Brian had told me previously about Grand Narrative, but I hadn’t really looked at it until these articles. The author, James Turnbull, is a remarkably handsome fellow (check out his About page!), a family man, and an academic who has dedicated his blog to “Korean Sociology Through Gender, Advertising and Popular Culture”. For someone who’s been steeped in academic studies of pop culture throughout most of his adult life, I can safely say that this blog KICKS TOTAL ASS. It’s a lot of fun to read, mentions books that will be useful to those with an interest in idols, and has a very unique take on Korean pop culture.
James’ blog would probably be upsetting for those who don’t want to hear about some of the horrible statistics that support what he calls the “gender apartheid” in South Korea.
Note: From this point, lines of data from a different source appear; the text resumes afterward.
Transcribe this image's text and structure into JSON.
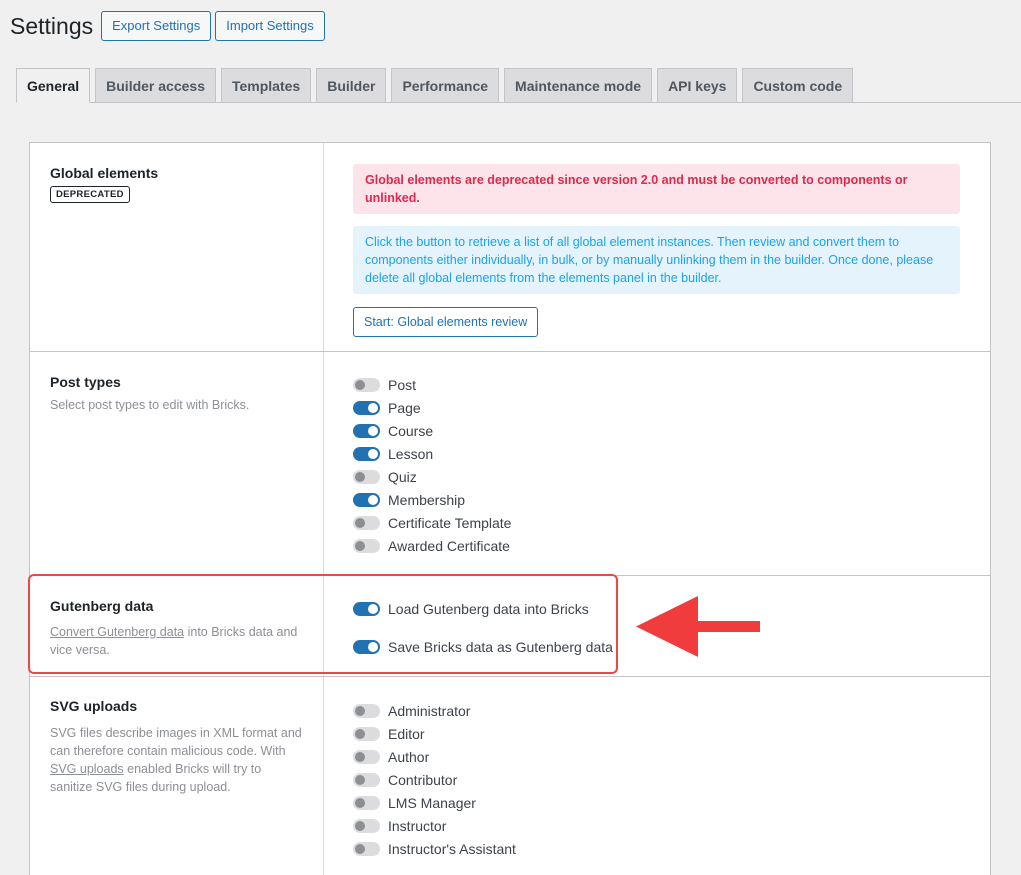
{
  "header": {
    "title": "Settings",
    "export_label": "Export Settings",
    "import_label": "Import Settings"
  },
  "tabs": [
    {
      "label": "General",
      "active": true
    },
    {
      "label": "Builder access"
    },
    {
      "label": "Templates"
    },
    {
      "label": "Builder"
    },
    {
      "label": "Performance"
    },
    {
      "label": "Maintenance mode"
    },
    {
      "label": "API keys"
    },
    {
      "label": "Custom code"
    }
  ],
  "global_elements": {
    "title": "Global elements",
    "badge": "DEPRECATED",
    "error_notice": "Global elements are deprecated since version 2.0 and must be converted to components or unlinked.",
    "info_notice": "Click the button to retrieve a list of all global element instances. Then review and convert them to components either individually, in bulk, or by manually unlinking them in the builder. Once done, please delete all global elements from the elements panel in the builder.",
    "button_label": "Start: Global elements review"
  },
  "post_types": {
    "title": "Post types",
    "desc": "Select post types to edit with Bricks.",
    "items": [
      {
        "label": "Post",
        "on": false
      },
      {
        "label": "Page",
        "on": true
      },
      {
        "label": "Course",
        "on": true
      },
      {
        "label": "Lesson",
        "on": true
      },
      {
        "label": "Quiz",
        "on": false
      },
      {
        "label": "Membership",
        "on": true
      },
      {
        "label": "Certificate Template",
        "on": false
      },
      {
        "label": "Awarded Certificate",
        "on": false
      }
    ]
  },
  "gutenberg": {
    "title": "Gutenberg data",
    "desc_link": "Convert Gutenberg data",
    "desc_rest": " into Bricks data and vice versa.",
    "items": [
      {
        "label": "Load Gutenberg data into Bricks",
        "on": true
      },
      {
        "label": "Save Bricks data as Gutenberg data",
        "on": true
      }
    ]
  },
  "svg": {
    "title": "SVG uploads",
    "desc_before": "SVG files describe images in XML format and can therefore contain malicious code. With ",
    "desc_link": "SVG uploads",
    "desc_after": " enabled Bricks will try to sanitize SVG files during upload.",
    "items": [
      {
        "label": "Administrator",
        "on": false
      },
      {
        "label": "Editor",
        "on": false
      },
      {
        "label": "Author",
        "on": false
      },
      {
        "label": "Contributor",
        "on": false
      },
      {
        "label": "LMS Manager",
        "on": false
      },
      {
        "label": "Instructor",
        "on": false
      },
      {
        "label": "Instructor's Assistant",
        "on": false
      }
    ]
  },
  "colors": {
    "accent": "#2271b1",
    "highlight": "#e84a4a",
    "error_text": "#e0284e",
    "info_text": "#1aa3e8"
  }
}
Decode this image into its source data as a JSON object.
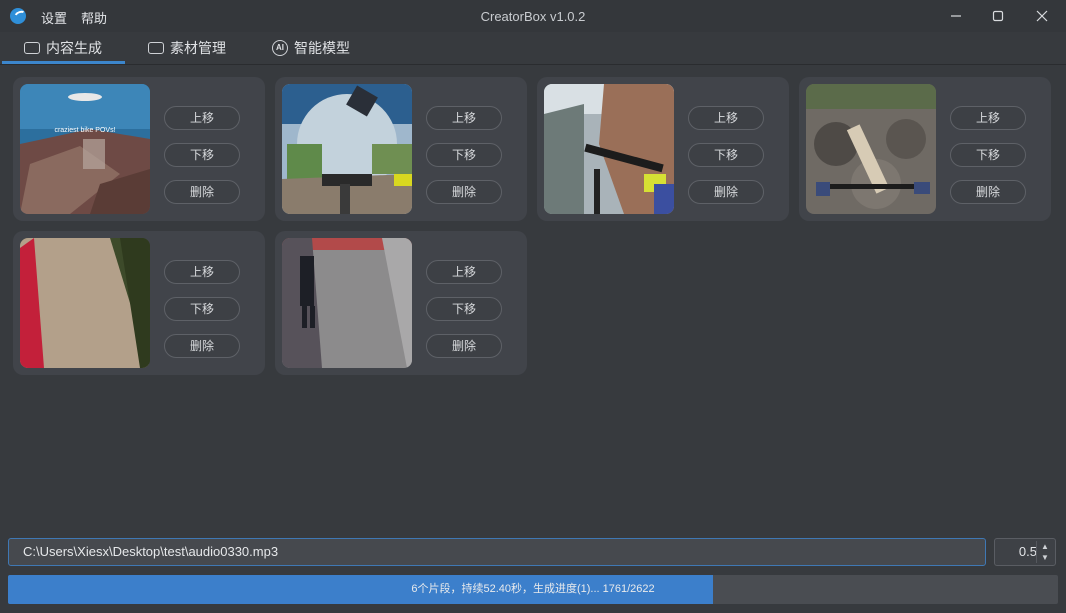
{
  "window": {
    "title": "CreatorBox v1.0.2"
  },
  "menu": {
    "settings": "设置",
    "help": "帮助"
  },
  "tabs": [
    {
      "label": "内容生成",
      "active": true
    },
    {
      "label": "素材管理",
      "active": false
    },
    {
      "label": "智能模型",
      "active": false
    }
  ],
  "clips": [
    {
      "caption": "craziest bike POVs!",
      "up": "上移",
      "down": "下移",
      "delete": "删除"
    },
    {
      "up": "上移",
      "down": "下移",
      "delete": "删除"
    },
    {
      "up": "上移",
      "down": "下移",
      "delete": "删除"
    },
    {
      "up": "上移",
      "down": "下移",
      "delete": "删除"
    },
    {
      "up": "上移",
      "down": "下移",
      "delete": "删除"
    },
    {
      "up": "上移",
      "down": "下移",
      "delete": "删除"
    }
  ],
  "audio_path": "C:\\Users\\Xiesx\\Desktop\\test\\audio0330.mp3",
  "spin_value": "0.5",
  "progress": {
    "text": "6个片段，持续52.40秒，生成进度(1)... 1761/2622",
    "done": 1761,
    "total": 2622
  },
  "colors": {
    "accent": "#3c86cc",
    "progress": "#3c7fcb",
    "background": "#373a3e",
    "card": "#41444a"
  }
}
If you don’t want a harsh on your idol mellow, then just stay away and play with your unicorns and rainbows. If you don’t mind admitting that idols and pop culture reflect – and may even help promote – some of the social ills of a culture… and that those social ills should be considered, and not just waved away… Well, there’s a lot to read and think about here.
Of course, it’s not all black and white. It’s clear from his posts that he’s aware of how tricky it is to navigate between the pitfalls of being a sexual object and the empowerment of sexual subjectification. That’s important to me, in that the old-school academics where any show of sexualized femininity becomes automatically suspect always struck me as retrograde and unrealistic and is an automatic turn-off (like rude people and smoking!).
Anyway, James’ latest post is a real treat because it’s the first in a series that will translate an article by academic Kang In-kyu about how “oppa” (older brothers, in an idiomatic and not biological sense) and the “oppa craze” were created by older men who want their fantasies expressed by pretty young things. For longtime idol watchers in Japan, this isn’t really earth-shattering news – older men are running roughshod over the girl group idol industry? And did dog bite man today? However, it’s the finer details here – the study of songwriters and lyrics and certain tropes that emerge – that make this a fascinating read, interleaved as it is with some shocking statistics on abuse of women in Korea.
The comments section are also worth reading, as it provides some useful clarifications. And I’m sure the rest of this translated article will hold more insights worth musing over. I’m excited! And I hope you are too.